skip to main content

Student Spotlight

We R Arts and Sciences: Azka Ahmed

Azka Ahmed“Rutgers–Camden has a very special place in my heart,” says Honors College student Azka Ahmed. Read more ...


APA Styling – Tables

  • Tables are always placed on a separate page, directly after the reference list
  • Only one table is permitted per page, even if the tables are small enough to fit multiple on one page
  • Be sure to include a table note, which will hold useful information that is necessary in order for readers to fully understand the information presented or abbreviations
  • The title of the table should be brief, but provide enough information for the reader to know what the table consists of
  • Tables are useful to present complex data, such as descriptive statistics

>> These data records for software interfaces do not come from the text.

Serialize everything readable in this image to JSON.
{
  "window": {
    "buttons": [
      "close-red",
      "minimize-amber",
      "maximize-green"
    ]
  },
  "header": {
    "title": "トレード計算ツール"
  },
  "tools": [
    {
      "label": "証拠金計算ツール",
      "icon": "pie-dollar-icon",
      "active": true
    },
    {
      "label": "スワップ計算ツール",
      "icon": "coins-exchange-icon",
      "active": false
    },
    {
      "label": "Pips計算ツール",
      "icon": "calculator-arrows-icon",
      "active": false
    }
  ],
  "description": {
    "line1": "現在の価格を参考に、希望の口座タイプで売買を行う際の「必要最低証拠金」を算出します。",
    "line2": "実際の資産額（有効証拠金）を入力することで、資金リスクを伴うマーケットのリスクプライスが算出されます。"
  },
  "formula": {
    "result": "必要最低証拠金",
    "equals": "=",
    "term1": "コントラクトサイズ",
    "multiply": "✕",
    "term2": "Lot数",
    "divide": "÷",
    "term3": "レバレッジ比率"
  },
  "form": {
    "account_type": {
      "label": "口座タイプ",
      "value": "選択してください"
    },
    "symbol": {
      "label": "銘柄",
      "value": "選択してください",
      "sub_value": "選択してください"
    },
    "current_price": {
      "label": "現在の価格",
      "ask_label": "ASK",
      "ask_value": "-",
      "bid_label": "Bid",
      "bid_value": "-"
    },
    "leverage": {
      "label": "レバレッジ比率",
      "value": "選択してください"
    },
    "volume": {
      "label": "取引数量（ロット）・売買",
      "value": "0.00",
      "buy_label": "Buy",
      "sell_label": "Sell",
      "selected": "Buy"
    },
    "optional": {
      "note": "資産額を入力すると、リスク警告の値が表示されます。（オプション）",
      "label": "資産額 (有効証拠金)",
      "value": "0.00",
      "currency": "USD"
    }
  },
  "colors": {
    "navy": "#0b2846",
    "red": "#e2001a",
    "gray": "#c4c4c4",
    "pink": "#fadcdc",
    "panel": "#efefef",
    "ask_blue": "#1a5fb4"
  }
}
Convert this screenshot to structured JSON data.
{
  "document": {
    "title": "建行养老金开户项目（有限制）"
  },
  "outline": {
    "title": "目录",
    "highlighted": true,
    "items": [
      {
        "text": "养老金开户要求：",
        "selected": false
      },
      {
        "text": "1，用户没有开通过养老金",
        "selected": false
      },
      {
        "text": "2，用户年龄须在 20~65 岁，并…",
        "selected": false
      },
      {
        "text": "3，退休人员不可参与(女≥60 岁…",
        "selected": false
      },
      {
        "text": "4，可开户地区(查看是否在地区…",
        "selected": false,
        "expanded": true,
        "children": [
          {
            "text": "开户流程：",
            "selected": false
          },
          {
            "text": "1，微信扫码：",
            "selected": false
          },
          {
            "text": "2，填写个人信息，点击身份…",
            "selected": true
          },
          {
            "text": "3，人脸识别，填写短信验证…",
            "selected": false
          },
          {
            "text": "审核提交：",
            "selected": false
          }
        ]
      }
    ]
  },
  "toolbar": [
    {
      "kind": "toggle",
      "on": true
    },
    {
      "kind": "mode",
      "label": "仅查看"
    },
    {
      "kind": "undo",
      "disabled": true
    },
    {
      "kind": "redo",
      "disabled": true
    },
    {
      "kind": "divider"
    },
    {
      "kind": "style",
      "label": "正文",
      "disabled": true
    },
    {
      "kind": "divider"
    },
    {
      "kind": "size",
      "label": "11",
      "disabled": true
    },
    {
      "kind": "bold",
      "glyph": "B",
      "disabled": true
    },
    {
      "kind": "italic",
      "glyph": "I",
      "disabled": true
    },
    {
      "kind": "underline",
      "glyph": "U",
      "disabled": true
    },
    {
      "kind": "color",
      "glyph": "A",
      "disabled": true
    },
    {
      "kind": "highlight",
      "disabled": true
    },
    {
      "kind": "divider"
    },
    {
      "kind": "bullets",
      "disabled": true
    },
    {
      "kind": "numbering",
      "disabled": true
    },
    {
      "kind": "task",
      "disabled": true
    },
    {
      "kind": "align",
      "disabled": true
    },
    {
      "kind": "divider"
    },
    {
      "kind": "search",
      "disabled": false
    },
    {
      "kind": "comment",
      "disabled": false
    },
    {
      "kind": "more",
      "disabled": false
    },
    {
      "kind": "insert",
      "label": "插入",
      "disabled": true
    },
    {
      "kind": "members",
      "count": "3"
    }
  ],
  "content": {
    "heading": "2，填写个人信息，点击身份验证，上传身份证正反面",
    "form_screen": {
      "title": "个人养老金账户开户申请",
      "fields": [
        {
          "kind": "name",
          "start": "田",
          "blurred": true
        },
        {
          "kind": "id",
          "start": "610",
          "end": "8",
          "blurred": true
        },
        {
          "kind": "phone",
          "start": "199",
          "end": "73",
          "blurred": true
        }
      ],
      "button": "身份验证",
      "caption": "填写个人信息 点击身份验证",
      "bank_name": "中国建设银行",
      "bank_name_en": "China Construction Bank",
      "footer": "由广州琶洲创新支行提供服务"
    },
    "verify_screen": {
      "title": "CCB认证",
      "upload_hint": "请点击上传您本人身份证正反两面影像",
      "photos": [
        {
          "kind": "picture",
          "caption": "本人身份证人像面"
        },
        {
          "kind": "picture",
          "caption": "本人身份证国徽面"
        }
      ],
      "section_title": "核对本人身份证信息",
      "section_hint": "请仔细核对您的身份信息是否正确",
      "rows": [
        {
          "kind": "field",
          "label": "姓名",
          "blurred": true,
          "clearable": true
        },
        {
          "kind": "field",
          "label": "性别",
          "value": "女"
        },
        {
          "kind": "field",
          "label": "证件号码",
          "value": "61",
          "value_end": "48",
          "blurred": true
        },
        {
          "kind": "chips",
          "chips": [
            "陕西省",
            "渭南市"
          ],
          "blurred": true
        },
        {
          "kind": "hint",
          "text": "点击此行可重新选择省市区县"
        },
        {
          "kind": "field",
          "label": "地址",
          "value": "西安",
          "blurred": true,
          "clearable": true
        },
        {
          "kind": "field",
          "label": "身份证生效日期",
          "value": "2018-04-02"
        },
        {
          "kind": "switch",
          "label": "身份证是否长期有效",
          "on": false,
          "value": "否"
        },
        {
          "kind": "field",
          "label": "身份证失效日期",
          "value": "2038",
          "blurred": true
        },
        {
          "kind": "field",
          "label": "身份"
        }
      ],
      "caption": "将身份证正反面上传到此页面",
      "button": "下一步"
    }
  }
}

*The following information was derived directly from Purdue OWL:

  • Table structure
    • Numbers: Number all tables with Arabic numerals sequentially
      • Do not use suffix letters (e.g. Table 1a, Table 1b); instead, combine any related tables
      • If the document includes an appendix with tables, identify them with capital letters and Arabic numbers (e.g. Table A1, Table B3)
    • Headings: Keep headings clear and brief
      • Use abbreviations, if needed
      • All columns must have headings
    • Body of the table:  When reporting data, be sure to stay consistent
      • Example: Keeping consistent with reporting numbers with decimals; use the same number of decimal places throughout
      • Never change the unit of measurement/number of decimal places in the same column

 The following image shows the basic structuring of tables in APA format:

APA-Styling Figures 00

  • Table 2 will always appear at the top
  • The title will be italicized, and should appear flushed-left, single space
  • The header is any supplemental information
  • The subhead is, typically, the variable(s) being described
  • The column head(s) is/are the descriptives being reported


  • Specific types of tables
    • Analysis of variance (ANOVA) tables
      • List the source in the sub column, followed by the degrees of freedom (df) in the next column, followed by the F ratios in the next column
      • List the between-subject variables and error
      • Report the within-subject variables and any error
      • If mean square errors are being reported, they must be enclosed in parentheses
      • If necessary, provide a general note under the table that explains what all of the values mean
        • Use asterisks to identify statistically significant F ratios, and be sure to provide a probability footnote
      • An example of an ANOVA table is below

APA-Styling Figures 01

  • Regression tables
    • There are two ways to report regression analyses:
      If the study is applied, list only the raw or unstandardized coefficients (B)
      2. If the study is theoretical, list only the standardized coefficients (beta)
    • If the study was neither only applied nor only theoretical, list both standardized and unstandardized coefficients
    • Specify the type of analysis (hierarchical or simultaneous)
    • If hierarchical regression is used: provide the increments of change

APA-Styling Figures 03

  • Table notes
    • There are three types of notes for tables:
      General notes: Explain, qualify, or provide information about the table as a whole; explains abbreviations, symbols, etc.
      e.g. Note. All values are reported M(SD).
      2. Specific notes: Explain, qualify, or provide information abut a particular column, row, or individual entry; to indicate specific notes, use superscript lower letters, and order these superscripts (e.g. a, b, c)  from left to right, top to bottom; each table’s first footnote must be a superscript
      3. Probability notes: Provide the reader with the results of the texts for statistical significance; asterisks indicate the values for which the null hypothesis is rejected, with the probability (p value) specified in the probability note (consistently use the same number of asterisks for a given alpha level throughout the paper)
           Note: These notes are only required when relevant to the
                    data being presented
           e.g. *p < .05; **p < .01; ***p < .001
    • To distinguish between two-tailed and one-tailed tests in the same table, use asterisks for two-tailed p values and an alternate symbol for one-tailed p values
      g. *p < .05, two-tailed.
                 **p < .01, two-tailed
                  `p < .05, one-tailed

 (All information derived from and